Records from a data source:
☆ ☆ ☆ ☆ ☆
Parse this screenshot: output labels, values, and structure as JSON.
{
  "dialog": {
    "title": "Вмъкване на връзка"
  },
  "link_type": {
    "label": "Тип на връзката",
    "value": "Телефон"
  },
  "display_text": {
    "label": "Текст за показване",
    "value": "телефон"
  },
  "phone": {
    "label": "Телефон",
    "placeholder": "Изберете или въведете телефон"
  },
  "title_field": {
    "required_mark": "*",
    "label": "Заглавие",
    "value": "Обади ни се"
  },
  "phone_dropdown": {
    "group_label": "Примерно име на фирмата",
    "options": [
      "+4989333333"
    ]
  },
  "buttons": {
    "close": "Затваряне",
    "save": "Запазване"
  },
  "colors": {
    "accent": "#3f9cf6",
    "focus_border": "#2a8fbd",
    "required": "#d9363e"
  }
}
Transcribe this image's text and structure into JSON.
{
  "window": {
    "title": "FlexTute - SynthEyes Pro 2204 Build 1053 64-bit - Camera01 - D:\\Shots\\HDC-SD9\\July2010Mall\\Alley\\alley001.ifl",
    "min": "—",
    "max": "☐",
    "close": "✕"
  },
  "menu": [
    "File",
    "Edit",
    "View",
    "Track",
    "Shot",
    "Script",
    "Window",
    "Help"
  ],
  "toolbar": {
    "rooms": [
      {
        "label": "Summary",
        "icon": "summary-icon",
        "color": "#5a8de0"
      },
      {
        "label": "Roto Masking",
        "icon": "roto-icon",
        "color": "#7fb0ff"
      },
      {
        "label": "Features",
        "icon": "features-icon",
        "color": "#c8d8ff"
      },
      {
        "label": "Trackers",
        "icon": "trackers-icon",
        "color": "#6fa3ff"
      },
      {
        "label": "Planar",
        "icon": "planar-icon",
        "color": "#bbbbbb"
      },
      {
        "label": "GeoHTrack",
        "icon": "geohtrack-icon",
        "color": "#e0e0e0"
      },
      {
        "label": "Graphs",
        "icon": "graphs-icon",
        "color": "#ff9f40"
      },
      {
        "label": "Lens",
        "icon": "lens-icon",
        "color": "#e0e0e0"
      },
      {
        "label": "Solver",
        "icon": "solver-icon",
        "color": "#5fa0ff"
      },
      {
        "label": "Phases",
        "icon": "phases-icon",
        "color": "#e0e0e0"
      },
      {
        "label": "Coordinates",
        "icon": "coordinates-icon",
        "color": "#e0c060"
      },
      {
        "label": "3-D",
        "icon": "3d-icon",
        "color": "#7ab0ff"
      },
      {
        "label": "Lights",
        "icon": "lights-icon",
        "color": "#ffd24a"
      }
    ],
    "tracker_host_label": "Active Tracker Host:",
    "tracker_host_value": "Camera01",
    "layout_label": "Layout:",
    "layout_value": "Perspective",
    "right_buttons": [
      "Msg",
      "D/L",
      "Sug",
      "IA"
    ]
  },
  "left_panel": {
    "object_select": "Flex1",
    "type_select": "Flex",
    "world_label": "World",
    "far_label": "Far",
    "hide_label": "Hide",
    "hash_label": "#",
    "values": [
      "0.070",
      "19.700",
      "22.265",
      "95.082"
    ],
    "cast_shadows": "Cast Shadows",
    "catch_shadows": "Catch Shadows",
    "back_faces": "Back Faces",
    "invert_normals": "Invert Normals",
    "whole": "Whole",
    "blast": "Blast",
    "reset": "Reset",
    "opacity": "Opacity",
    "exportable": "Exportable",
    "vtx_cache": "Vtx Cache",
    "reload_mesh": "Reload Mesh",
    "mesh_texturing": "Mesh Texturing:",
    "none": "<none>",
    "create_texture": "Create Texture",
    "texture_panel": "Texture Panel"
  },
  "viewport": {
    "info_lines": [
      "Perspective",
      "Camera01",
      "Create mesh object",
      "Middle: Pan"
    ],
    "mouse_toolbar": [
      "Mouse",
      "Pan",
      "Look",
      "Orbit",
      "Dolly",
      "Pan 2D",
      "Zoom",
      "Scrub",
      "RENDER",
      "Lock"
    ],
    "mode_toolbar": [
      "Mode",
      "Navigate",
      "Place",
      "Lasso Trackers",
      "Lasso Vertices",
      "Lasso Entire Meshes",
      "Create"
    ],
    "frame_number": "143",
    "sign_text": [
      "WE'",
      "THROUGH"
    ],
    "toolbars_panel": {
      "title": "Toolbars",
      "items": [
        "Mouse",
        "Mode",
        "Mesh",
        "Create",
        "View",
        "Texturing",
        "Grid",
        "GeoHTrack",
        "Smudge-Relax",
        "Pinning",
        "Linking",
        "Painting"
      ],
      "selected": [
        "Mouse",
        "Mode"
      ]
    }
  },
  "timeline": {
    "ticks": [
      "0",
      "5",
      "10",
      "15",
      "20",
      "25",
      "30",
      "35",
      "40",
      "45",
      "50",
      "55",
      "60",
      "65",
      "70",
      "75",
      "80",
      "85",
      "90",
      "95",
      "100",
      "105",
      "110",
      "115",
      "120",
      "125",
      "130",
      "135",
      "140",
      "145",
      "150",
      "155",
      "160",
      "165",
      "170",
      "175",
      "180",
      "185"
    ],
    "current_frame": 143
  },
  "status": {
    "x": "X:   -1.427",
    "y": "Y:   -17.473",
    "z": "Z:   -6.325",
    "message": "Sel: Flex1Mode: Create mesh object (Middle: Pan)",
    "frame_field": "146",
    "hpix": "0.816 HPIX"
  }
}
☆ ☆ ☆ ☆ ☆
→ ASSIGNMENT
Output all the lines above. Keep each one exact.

→ RESULT OF THIS EXERCISE
Parse this screenshot: output labels, values, and structure as JSON.
{
  "dialog": {
    "title": "Вмъкване на връзка"
  },
  "link_type": {
    "label": "Тип на връзката",
    "value": "Телефон"
  },
  "display_text": {
    "label": "Текст за показване",
    "value": "телефон"
  },
  "phone": {
    "label": "Телефон",
    "placeholder": "Изберете или въведете телефон"
  },
  "title_field": {
    "required_mark": "*",
    "label": "Заглавие",
    "value": "Обади ни се"
  },
  "phone_dropdown": {
    "group_label": "Примерно име на фирмата",
    "options": [
      "+4989333333"
    ]
  },
  "buttons": {
    "close": "Затваряне",
    "save": "Запазване"
  },
  "colors": {
    "accent": "#3f9cf6",
    "focus_border": "#2a8fbd",
    "required": "#d9363e"
  }
}
Transcribe this image's text and structure into JSON.
{
  "window": {
    "title": "FlexTute - SynthEyes Pro 2204 Build 1053 64-bit - Camera01 - D:\\Shots\\HDC-SD9\\July2010Mall\\Alley\\alley001.ifl",
    "min": "—",
    "max": "☐",
    "close": "✕"
  },
  "menu": [
    "File",
    "Edit",
    "View",
    "Track",
    "Shot",
    "Script",
    "Window",
    "Help"
  ],
  "toolbar": {
    "rooms": [
      {
        "label": "Summary",
        "icon": "summary-icon",
        "color": "#5a8de0"
      },
      {
        "label": "Roto Masking",
        "icon": "roto-icon",
        "color": "#7fb0ff"
      },
      {
        "label": "Features",
        "icon": "features-icon",
        "color": "#c8d8ff"
      },
      {
        "label": "Trackers",
        "icon": "trackers-icon",
        "color": "#6fa3ff"
      },
      {
        "label": "Planar",
        "icon": "planar-icon",
        "color": "#bbbbbb"
      },
      {
        "label": "GeoHTrack",
        "icon": "geohtrack-icon",
        "color": "#e0e0e0"
      },
      {
        "label": "Graphs",
        "icon": "graphs-icon",
        "color": "#ff9f40"
      },
      {
        "label": "Lens",
        "icon": "lens-icon",
        "color": "#e0e0e0"
      },
      {
        "label": "Solver",
        "icon": "solver-icon",
        "color": "#5fa0ff"
      },
      {
        "label": "Phases",
        "icon": "phases-icon",
        "color": "#e0e0e0"
      },
      {
        "label": "Coordinates",
        "icon": "coordinates-icon",
        "color": "#e0c060"
      },
      {
        "label": "3-D",
        "icon": "3d-icon",
        "color": "#7ab0ff"
      },
      {
        "label": "Lights",
        "icon": "lights-icon",
        "color": "#ffd24a"
      }
    ],
    "tracker_host_label": "Active Tracker Host:",
    "tracker_host_value": "Camera01",
    "layout_label": "Layout:",
    "layout_value": "Perspective",
    "right_buttons": [
      "Msg",
      "D/L",
      "Sug",
      "IA"
    ]
  },
  "left_panel": {
    "object_select": "Flex1",
    "type_select": "Flex",
    "world_label": "World",
    "far_label": "Far",
    "hide_label": "Hide",
    "hash_label": "#",
    "values": [
      "0.070",
      "19.700",
      "22.265",
      "95.082"
    ],
    "cast_shadows": "Cast Shadows",
    "catch_shadows": "Catch Shadows",
    "back_faces": "Back Faces",
    "invert_normals": "Invert Normals",
    "whole": "Whole",
    "blast": "Blast",
    "reset": "Reset",
    "opacity": "Opacity",
    "exportable": "Exportable",
    "vtx_cache": "Vtx Cache",
    "reload_mesh": "Reload Mesh",
    "mesh_texturing": "Mesh Texturing:",
    "none": "<none>",
    "create_texture": "Create Texture",
    "texture_panel": "Texture Panel"
  },
  "viewport": {
    "info_lines": [
      "Perspective",
      "Camera01",
      "Create mesh object",
      "Middle: Pan"
    ],
    "mouse_toolbar": [
      "Mouse",
      "Pan",
      "Look",
      "Orbit",
      "Dolly",
      "Pan 2D",
      "Zoom",
      "Scrub",
      "RENDER",
      "Lock"
    ],
    "mode_toolbar": [
      "Mode",
      "Navigate",
      "Place",
      "Lasso Trackers",
      "Lasso Vertices",
      "Lasso Entire Meshes",
      "Create"
    ],
    "frame_number": "143",
    "sign_text": [
      "WE'",
      "THROUGH"
    ],
    "toolbars_panel": {
      "title": "Toolbars",
      "items": [
        "Mouse",
        "Mode",
        "Mesh",
        "Create",
        "View",
        "Texturing",
        "Grid",
        "GeoHTrack",
        "Smudge-Relax",
        "Pinning",
        "Linking",
        "Painting"
      ],
      "selected": [
        "Mouse",
        "Mode"
      ]
    }
  },
  "timeline": {
    "ticks": [
      "0",
      "5",
      "10",
      "15",
      "20",
      "25",
      "30",
      "35",
      "40",
      "45",
      "50",
      "55",
      "60",
      "65",
      "70",
      "75",
      "80",
      "85",
      "90",
      "95",
      "100",
      "105",
      "110",
      "115",
      "120",
      "125",
      "130",
      "135",
      "140",
      "145",
      "150",
      "155",
      "160",
      "165",
      "170",
      "175",
      "180",
      "185"
    ],
    "current_frame": 143
  },
  "status": {
    "x": "X:   -1.427",
    "y": "Y:   -17.473",
    "z": "Z:   -6.325",
    "message": "Sel: Flex1Mode: Create mesh object (Middle: Pan)",
    "frame_field": "146",
    "hpix": "0.816 HPIX"
  }
}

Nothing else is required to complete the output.